*Assigned task*.
Restate the entries below exactly, and keep all images out of the answer.

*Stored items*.

========

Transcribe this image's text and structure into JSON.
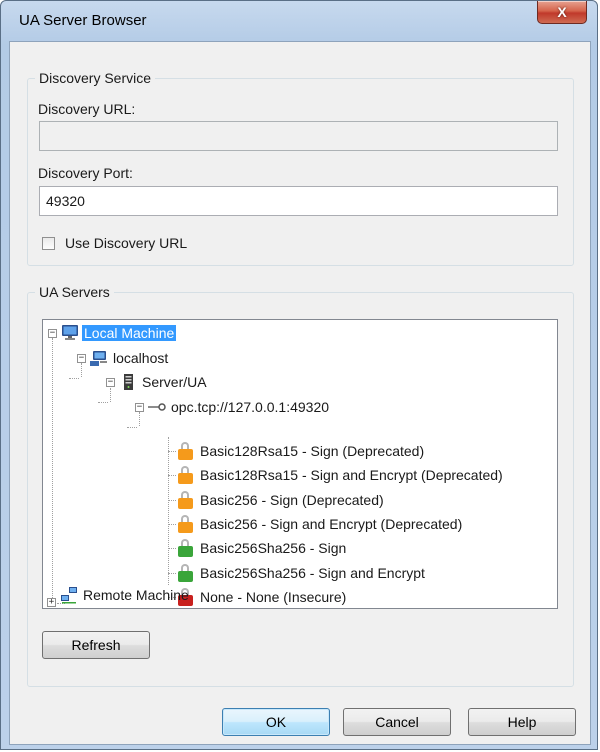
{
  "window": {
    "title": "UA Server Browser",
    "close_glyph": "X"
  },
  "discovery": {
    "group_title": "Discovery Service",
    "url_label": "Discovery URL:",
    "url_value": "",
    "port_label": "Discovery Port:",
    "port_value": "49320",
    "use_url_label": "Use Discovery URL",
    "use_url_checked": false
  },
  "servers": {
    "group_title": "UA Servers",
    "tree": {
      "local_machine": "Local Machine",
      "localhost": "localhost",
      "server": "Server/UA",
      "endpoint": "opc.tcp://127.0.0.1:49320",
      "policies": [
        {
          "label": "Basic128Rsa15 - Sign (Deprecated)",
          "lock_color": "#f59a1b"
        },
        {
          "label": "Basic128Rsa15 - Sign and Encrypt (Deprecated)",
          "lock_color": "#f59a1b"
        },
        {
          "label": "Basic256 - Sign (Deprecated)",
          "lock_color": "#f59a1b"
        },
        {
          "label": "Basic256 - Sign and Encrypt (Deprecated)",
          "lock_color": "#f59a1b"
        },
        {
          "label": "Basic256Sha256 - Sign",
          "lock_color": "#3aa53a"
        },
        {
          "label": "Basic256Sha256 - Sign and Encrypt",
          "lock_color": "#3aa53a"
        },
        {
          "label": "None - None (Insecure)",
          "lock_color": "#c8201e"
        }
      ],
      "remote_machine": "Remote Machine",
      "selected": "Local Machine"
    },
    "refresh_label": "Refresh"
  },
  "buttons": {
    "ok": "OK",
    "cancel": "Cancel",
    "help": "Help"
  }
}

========

*Solution*.
Transcribe this image's text and structure into JSON.
{
  "window": {
    "title": "UA Server Browser",
    "close_glyph": "X"
  },
  "discovery": {
    "group_title": "Discovery Service",
    "url_label": "Discovery URL:",
    "url_value": "",
    "port_label": "Discovery Port:",
    "port_value": "49320",
    "use_url_label": "Use Discovery URL",
    "use_url_checked": false
  },
  "servers": {
    "group_title": "UA Servers",
    "tree": {
      "local_machine": "Local Machine",
      "localhost": "localhost",
      "server": "Server/UA",
      "endpoint": "opc.tcp://127.0.0.1:49320",
      "policies": [
        {
          "label": "Basic128Rsa15 - Sign (Deprecated)",
          "lock_color": "#f59a1b"
        },
        {
          "label": "Basic128Rsa15 - Sign and Encrypt (Deprecated)",
          "lock_color": "#f59a1b"
        },
        {
          "label": "Basic256 - Sign (Deprecated)",
          "lock_color": "#f59a1b"
        },
        {
          "label": "Basic256 - Sign and Encrypt (Deprecated)",
          "lock_color": "#f59a1b"
        },
        {
          "label": "Basic256Sha256 - Sign",
          "lock_color": "#3aa53a"
        },
        {
          "label": "Basic256Sha256 - Sign and Encrypt",
          "lock_color": "#3aa53a"
        },
        {
          "label": "None - None (Insecure)",
          "lock_color": "#c8201e"
        }
      ],
      "remote_machine": "Remote Machine",
      "selected": "Local Machine"
    },
    "refresh_label": "Refresh"
  },
  "buttons": {
    "ok": "OK",
    "cancel": "Cancel",
    "help": "Help"
  }
}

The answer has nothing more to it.